O Day Full of Grace
Every single year, on Pentecost, I think about that night.
It was so long ago. More than forty years, because we were living in Chicago and didn't have Andrew yet.
We were living in a Chicago suburb that always reminded us of "houses made of ticky tacky" and looked pretty much the same. Most every family -- including us -- had a husband and a wife and a boy and a girl. We also had a cat and a dog. Joe was working at his first job out of graduate school; the hours were long and travel was involved. I was navigating the world of stay-at-home mom, my days filled with diapers and Sesame Street, and coffee with neighbors.
Out of the blue one day, my friend Sharlene asked me if I would want to go to church with her on the eve of Pentecost. We weren't church-goers at that time, and I didn't even know what Pentecost was. But it was a night out, with a girlfriend, away from the little ones.
So I went to the library and looked up "Pentecost" and learned that this was a Christian festival celebrating the coming of the Holy Spirit and the birthday of the church.
Sharlene was what was called a Charismatic Catholic.
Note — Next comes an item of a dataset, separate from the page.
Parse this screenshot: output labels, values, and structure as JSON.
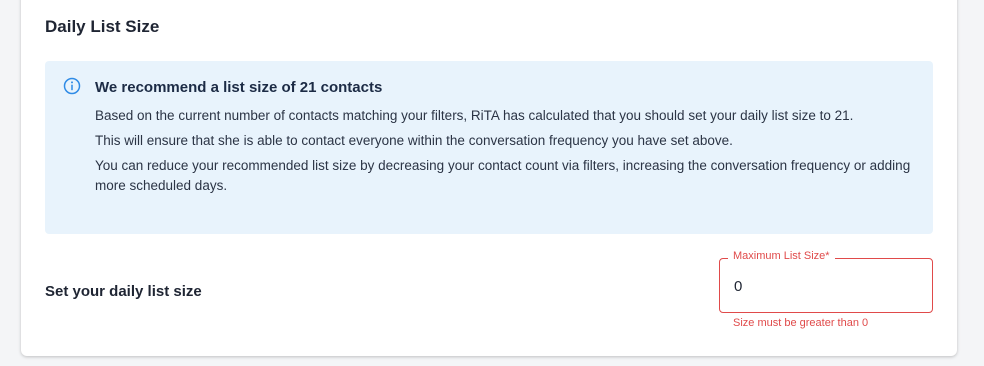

And her church was having a special service, a vigil, not a Mass, that began at 11:30 p.m. on the night before Pentecost. She just knew it was going to be very, very special, and wanted to share it with me.
It was a pretty church, not very old, with a high ceiling. There were more people there than I would have expected at 11:30 on a Saturday night. As in a Quaker Meeting For Worship, there was no liturgy, no program to follow. But it was far from silent. It began with someone's reading the passage from Acts, " and when the Day of Pentecost had come," followed by spontaneous singing and sharing and prayer. Occasionally, someone would speak in an unrecognizable foreign language, a beautiful language, and when finished, another person would rise and say, "I confirm that prophecy," and translate into English what had been said. I had never heard anything like this, and somehow I knew it was real.
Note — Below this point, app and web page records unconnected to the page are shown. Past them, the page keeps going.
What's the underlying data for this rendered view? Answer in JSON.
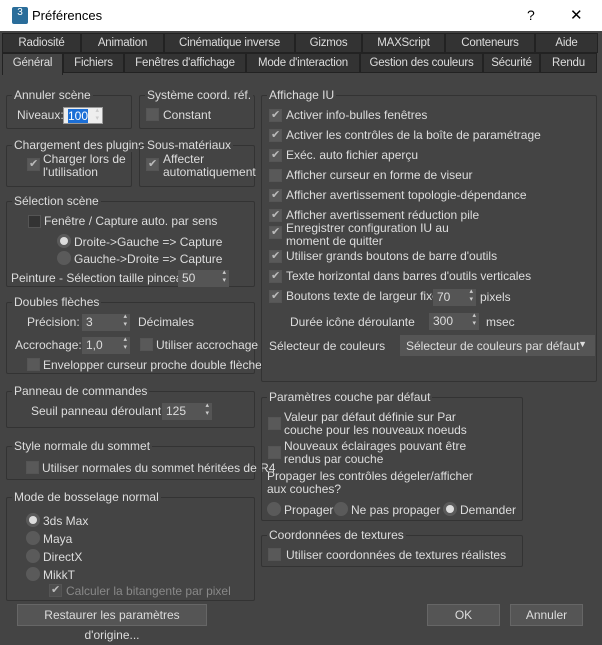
{
  "window": {
    "title": "Préférences",
    "help": "?",
    "close": "✕",
    "app_icon": "3"
  },
  "tabs_row1": [
    "Radiosité",
    "Animation",
    "Cinématique inverse",
    "Gizmos",
    "MAXScript",
    "Conteneurs",
    "Aide"
  ],
  "tabs_row2": [
    "Général",
    "Fichiers",
    "Fenêtres d'affichage",
    "Mode d'interaction",
    "Gestion des couleurs",
    "Sécurité",
    "Rendu"
  ],
  "undo": {
    "title": "Annuler scène",
    "levels_label": "Niveaux:",
    "levels": "100"
  },
  "coord": {
    "title": "Système coord. réf.",
    "constant": "Constant",
    "constant_checked": false
  },
  "plugins": {
    "title": "Chargement des plugins",
    "load_label1": "Charger lors de",
    "load_label2": "l'utilisation",
    "checked": true
  },
  "submat": {
    "title": "Sous-matériaux",
    "label1": "Affecter",
    "label2": "automatiquement",
    "checked": true
  },
  "selection": {
    "title": "Sélection scène",
    "auto": "Fenêtre / Capture auto. par sens",
    "auto_checked": false,
    "r2l": "Droite->Gauche => Capture",
    "l2r": "Gauche->Droite => Capture",
    "brush_label": "Peinture - Sélection taille pinceau",
    "brush": "50"
  },
  "spinners": {
    "title": "Doubles flèches",
    "precision_label": "Précision:",
    "precision": "3",
    "decimals": "Décimales",
    "snap_label": "Accrochage:",
    "snap": "1,0",
    "use_snap": "Utiliser accrochage",
    "wrap": "Envelopper curseur proche double flèche"
  },
  "cmdpanel": {
    "title": "Panneau de commandes",
    "rollup_label": "Seuil panneau déroulant:",
    "rollup": "125"
  },
  "vnormal": {
    "title": "Style normale du sommet",
    "legacy": "Utiliser normales du sommet héritées de R4"
  },
  "bump": {
    "title": "Mode de bosselage normal",
    "options": [
      "3ds Max",
      "Maya",
      "DirectX",
      "MikkT"
    ],
    "selected": 0,
    "bitangent": "Calculer la bitangente par pixel"
  },
  "ui": {
    "title": "Affichage IU",
    "items": [
      {
        "label": "Activer info-bulles fenêtres",
        "checked": true
      },
      {
        "label": "Activer les contrôles de la boîte de paramétrage",
        "checked": true
      },
      {
        "label": "Exéc. auto fichier aperçu",
        "checked": true
      },
      {
        "label": "Afficher curseur en forme de viseur",
        "checked": false
      },
      {
        "label": "Afficher avertissement topologie-dépendance",
        "checked": true
      },
      {
        "label": "Afficher avertissement réduction pile",
        "checked": true
      },
      {
        "label": "Enregistrer configuration IU au",
        "label2": "moment de quitter",
        "checked": true
      },
      {
        "label": "Utiliser grands boutons de barre d'outils",
        "checked": true
      },
      {
        "label": "Texte horizontal dans barres d'outils verticales",
        "checked": true
      },
      {
        "label": "Boutons texte de largeur fixe",
        "checked": true
      }
    ],
    "fixed_width": "70",
    "pixels": "pixels",
    "flyout_label": "Durée icône déroulante",
    "flyout": "300",
    "msec": "msec",
    "picker_label": "Sélecteur de couleurs",
    "picker": "Sélecteur de couleurs par défaut"
  },
  "layer": {
    "title": "Paramètres couche par défaut",
    "bylayer1": "Valeur par défaut définie sur Par",
    "bylayer2": "couche pour les nouveaux noeuds",
    "lights1": "Nouveaux éclairages pouvant être",
    "lights2": "rendus par couche",
    "propagate1": "Propager les contrôles dégeler/afficher",
    "propagate2": "aux couches?",
    "options": [
      "Propager",
      "Ne pas propager",
      "Demander"
    ],
    "selected": 2
  },
  "texcoord": {
    "title": "Coordonnées de textures",
    "realworld": "Utiliser coordonnées de textures réalistes"
  },
  "buttons": {
    "reset": "Restaurer les paramètres d'origine...",
    "ok": "OK",
    "cancel": "Annuler"
  }
}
And when it was Midnight, there came from above, from that high ceiling, a sound of rushing wind. The people gathered rose up and their hands went up in the air to greet the sound and I felt myself join them.
I've never again experienced anything even remotely like this, nor do I need to. It's one of those things that if someone told me about it, I'd restrain the rise of a skeptical eyebrow. On the spectrum of Christian practice, it is about as far from Lutheran as could be.
And yet it happened.